(Records drawn from a dataset)
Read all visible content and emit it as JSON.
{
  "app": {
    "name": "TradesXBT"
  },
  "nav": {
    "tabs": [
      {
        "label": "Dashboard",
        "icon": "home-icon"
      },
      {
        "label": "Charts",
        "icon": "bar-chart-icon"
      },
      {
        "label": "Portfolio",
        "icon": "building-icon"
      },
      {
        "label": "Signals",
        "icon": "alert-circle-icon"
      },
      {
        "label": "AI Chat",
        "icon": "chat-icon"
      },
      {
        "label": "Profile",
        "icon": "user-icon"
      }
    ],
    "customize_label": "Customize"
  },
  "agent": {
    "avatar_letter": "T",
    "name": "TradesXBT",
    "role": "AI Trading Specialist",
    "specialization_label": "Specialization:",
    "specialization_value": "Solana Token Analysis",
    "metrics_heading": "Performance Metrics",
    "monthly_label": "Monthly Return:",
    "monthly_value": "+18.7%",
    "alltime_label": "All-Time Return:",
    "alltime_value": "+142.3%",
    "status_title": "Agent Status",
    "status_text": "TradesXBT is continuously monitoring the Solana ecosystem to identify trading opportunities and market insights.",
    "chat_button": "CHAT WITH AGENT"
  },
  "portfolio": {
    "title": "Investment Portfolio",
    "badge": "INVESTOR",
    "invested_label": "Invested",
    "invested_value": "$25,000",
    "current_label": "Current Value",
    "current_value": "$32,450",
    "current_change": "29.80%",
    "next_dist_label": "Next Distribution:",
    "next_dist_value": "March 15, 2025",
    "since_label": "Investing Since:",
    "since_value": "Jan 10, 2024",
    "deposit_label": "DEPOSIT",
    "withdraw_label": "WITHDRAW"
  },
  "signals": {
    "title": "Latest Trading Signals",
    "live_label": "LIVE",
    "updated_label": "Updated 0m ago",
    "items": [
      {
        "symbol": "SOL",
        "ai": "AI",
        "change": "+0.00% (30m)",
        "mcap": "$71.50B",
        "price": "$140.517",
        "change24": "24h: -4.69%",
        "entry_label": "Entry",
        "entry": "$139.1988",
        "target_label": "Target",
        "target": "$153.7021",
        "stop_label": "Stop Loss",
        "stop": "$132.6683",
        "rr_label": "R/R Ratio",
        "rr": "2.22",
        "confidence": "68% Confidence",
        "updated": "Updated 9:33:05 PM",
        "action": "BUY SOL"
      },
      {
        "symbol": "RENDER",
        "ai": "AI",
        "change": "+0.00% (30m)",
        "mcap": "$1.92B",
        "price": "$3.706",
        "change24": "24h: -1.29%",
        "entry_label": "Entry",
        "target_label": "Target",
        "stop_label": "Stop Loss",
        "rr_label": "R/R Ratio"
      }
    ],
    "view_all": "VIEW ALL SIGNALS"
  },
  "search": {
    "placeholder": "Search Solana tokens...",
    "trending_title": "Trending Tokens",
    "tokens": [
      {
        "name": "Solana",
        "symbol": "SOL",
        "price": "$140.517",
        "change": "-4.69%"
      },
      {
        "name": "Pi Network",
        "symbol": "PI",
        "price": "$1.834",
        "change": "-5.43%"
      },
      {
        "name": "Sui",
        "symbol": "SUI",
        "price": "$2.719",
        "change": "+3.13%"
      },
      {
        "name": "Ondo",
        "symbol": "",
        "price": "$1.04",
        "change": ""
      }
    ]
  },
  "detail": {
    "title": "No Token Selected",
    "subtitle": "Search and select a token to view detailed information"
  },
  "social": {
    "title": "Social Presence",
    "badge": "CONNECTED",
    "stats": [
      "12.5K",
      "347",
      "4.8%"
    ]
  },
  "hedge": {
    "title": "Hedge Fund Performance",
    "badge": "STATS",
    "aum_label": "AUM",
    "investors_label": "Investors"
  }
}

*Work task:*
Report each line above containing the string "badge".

*Task answer:*
    "badge": "INVESTOR",
    "badge": "CONNECTED",
    "badge": "STATS",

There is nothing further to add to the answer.